Target Leads Socially
The data you gather on your current and potential customers is what you use for your buyer profile. How about you leverage that data to target potential customers via social sites as well? Whether you are putting up ads, doing sponsored updates, or sending messages, Facebook and LinkedIn are two great outlets to target both current leads and capture leads that best fit your buyer profile and have the highest probability of converting.
Whichever platform works for your type of company the best (Facebook, LinkedIn, or both), they each offer targeting based on user information such as gender, age, job position, salary, interests, industries, company size, marital status, their own connected friends or colleagues, or even direct contact (based on data you’ve already gathered on that person).
Talk about getting your information in front of the right people, whether they already realize they need your product/service or not.
Take Amanda for Example:
Mister XYZ, using direct contact info and/or social filters, could have targeted Amanda with an ad in her Facebook news feed that said something about XYZ Realty being one of the most trusted real estate agencies in Americatown for first time home buyers. She would then notice that her friends Nancy and Tom both like XYZ Realty. She might think, “Hey, I looked at this website before. They must be pretty reputable. My friends seem to think so.”
Mister XYZ could have also done this on LinkedIn, with that infosheet we previously mentioned being sent directly to Amanda, presented as a side ad or represented in a sponsored update that appears in her LinkedIn homepage feed. Using these methods could have indirectly offered more information from the company and enhance the likelihood of Amanda’s engagement with XYZ Realty with less stalker feelings than the voicemail she had received.
Remarketing: Burning the Brand into Their Brain
A third method to use your data efficiently is through remarketing (or retargeting) techniques. You may have heard this term thrown around a few times but haven’t quite fully grasped its meaning. Well, have you ever visited a company’s website, then after that noticed banner ads for that company appearing everywhere you went on the web? Whether reading news, researching something, or just browsing your usual interests, you keep noticing that there are banner ads on display for the company website you once visited.
What a weird coincidence… or not. That is remarketing. Using tracking through cookies and banner ads entered into Google AdWords’ remarketing tool, you can get your company continuously displayed in front of previous visitors to your website. This helps remind them of your company and build their awareness of you, making them more likely to click the ad and go back to your website and convert to a potential sale.
Take Amanda for Example:
XYZ Realty could have started using remarketing. After Amanda left their website, instead of the stalker-like phone call, XYZ could have relied on remarketing to get XYZ Reality in front of Amanda. She might go to the New York Times and read some news pieces and notice an ad for XYZ Realty; she might visit her favorite recipe site for her dinner plans that night and find another ad for XYZ Realty; she might be researching information on getting a home loan and see yet another ad for XYZ Realty.

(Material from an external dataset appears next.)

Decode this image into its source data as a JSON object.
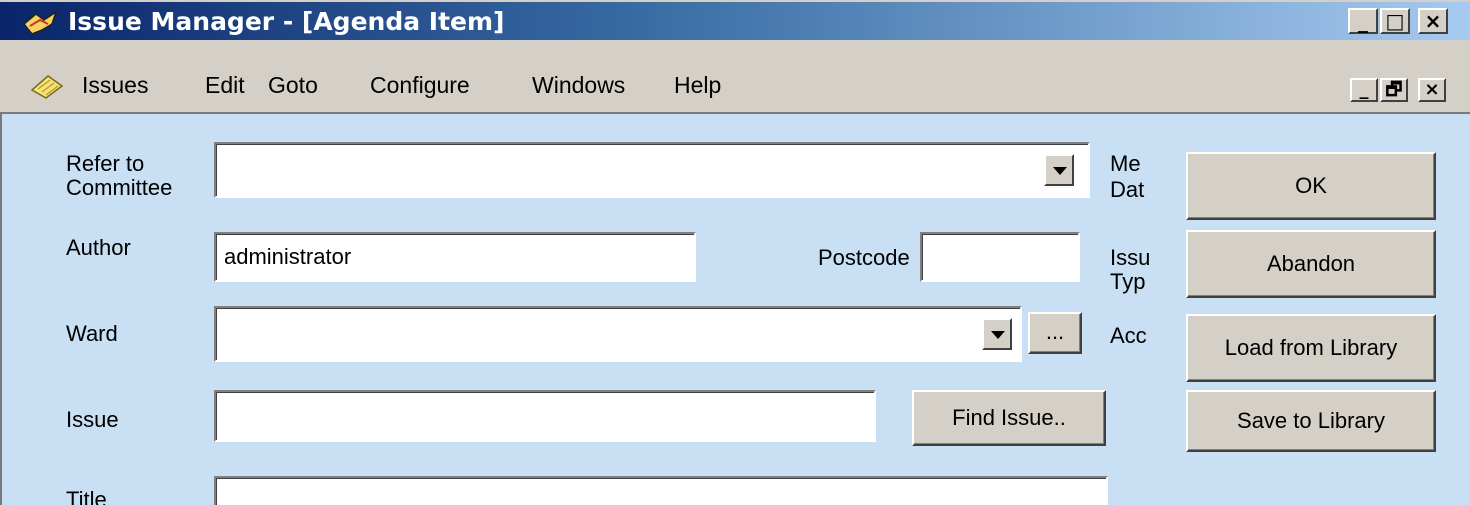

After seeing these ads she might realize, “I still need to find to find a house. Oh look, there’s an ad for XYZ Realty. I remember visiting their website. They had good listings. I should click and go back and look some more.” There’s your potential new client.
What’s great is that these actions don’t have to act alone! Say you implemented remarketing and then later sent an email with information relevant to that potential lead. The built up awareness of your company through remarketing helps justify your email information even more with that potential lead. They will recognize you and see value in what you are offering them, making them more likely to do business with you.